As most major news media outlets have reported this week, including The New York Times (see article here), the Obama administration just announced its new Internet freedom policy to help Internet users worldwide circumvent government-imposed firewalls and censors, help them secure their e-mail from surveillance or, in the case of demonstrators, help them delete incriminating data from cell phones or other devices if they are detained by police. The idea – especially in light of recent mass protests in Egypt, Bahrain, Libya and other parts of the Arab world – is to make it harder for repressive regimes to use technology to stifle dissent.
“The United States continues to help people in oppressive Internet environments get around filters, stay one step ahead of the censors, the hackers and the thugs who beat them up or imprison them for what they say online,” said Secretary of State Hillary Rodham Clinton.
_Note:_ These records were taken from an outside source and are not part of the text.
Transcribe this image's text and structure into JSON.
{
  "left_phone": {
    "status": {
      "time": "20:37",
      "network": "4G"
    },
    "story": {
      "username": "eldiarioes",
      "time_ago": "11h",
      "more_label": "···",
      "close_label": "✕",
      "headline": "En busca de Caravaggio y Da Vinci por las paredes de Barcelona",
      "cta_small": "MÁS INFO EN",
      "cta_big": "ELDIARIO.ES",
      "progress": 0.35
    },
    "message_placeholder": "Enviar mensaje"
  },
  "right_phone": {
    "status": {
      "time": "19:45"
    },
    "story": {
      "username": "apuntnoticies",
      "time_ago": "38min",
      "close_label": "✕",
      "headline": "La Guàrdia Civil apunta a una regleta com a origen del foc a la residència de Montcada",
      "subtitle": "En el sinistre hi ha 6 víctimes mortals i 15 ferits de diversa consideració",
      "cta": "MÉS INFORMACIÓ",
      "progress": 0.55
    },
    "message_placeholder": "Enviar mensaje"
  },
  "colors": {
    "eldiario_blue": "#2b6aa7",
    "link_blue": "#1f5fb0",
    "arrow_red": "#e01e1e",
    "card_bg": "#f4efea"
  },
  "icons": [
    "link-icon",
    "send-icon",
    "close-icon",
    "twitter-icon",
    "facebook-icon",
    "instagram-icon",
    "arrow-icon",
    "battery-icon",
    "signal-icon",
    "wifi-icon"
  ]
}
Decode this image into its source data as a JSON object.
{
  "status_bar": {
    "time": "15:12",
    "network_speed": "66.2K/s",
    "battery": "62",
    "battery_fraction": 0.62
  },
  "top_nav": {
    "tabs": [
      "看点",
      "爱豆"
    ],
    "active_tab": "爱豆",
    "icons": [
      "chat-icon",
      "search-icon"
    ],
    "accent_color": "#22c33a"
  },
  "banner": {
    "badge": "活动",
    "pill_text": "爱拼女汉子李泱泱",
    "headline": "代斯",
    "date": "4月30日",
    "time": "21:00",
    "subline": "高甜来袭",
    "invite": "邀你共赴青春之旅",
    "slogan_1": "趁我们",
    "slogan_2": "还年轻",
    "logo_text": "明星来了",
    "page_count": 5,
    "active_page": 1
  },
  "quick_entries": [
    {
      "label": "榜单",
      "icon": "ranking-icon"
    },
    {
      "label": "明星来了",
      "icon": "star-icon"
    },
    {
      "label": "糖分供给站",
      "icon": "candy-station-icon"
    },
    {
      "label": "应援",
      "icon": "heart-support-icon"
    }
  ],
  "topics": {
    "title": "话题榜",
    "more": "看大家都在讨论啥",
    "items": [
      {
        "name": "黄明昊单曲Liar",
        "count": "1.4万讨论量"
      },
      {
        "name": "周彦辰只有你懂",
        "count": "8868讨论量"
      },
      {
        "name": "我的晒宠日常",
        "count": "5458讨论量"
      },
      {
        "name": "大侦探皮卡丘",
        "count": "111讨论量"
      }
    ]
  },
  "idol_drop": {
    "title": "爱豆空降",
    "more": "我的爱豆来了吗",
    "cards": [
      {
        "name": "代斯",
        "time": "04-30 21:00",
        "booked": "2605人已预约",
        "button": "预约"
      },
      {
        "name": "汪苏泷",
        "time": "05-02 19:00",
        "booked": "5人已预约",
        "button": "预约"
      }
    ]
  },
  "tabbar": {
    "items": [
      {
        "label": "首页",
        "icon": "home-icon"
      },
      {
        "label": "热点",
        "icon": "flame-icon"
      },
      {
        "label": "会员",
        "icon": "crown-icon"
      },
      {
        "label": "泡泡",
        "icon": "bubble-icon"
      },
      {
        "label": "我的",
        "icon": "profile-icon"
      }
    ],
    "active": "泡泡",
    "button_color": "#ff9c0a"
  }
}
While the new policy (which will require $25 million in funding ) championing freedom of expression seems like a noteworthy cause, it also raises questions about whether the Unites States is doing enough to protect its own Internet users. Some believe the U.S. government could do more in the area of data privacy, for instance, to protect consumers’ personal information online from misuse. Others feel that if America is going to talk about censorship abroad, it has to discuss changes that can be made at home as well, for instance, when it comes to federal wiretapping and government surveillance programs.
In her address this week, Clinton also defended the administration’s handling of the Wikileaks incident, calling the Wikileaks disclosures “an act of theft” of sensitive government documents whose publication made it far harder for the United States to protect its security or promote human rights and democracy around the world, cites The New York Times. “Wikileaks does not challenge our commitment to Internet freedom,” Clinton said.
With the number of Internet users worldwide expected to grow by five billion in the next 20 years, it’s clear that the State Department has many questions to consider as it shapes its Internet policies and solidifies its definition of Internet freedom.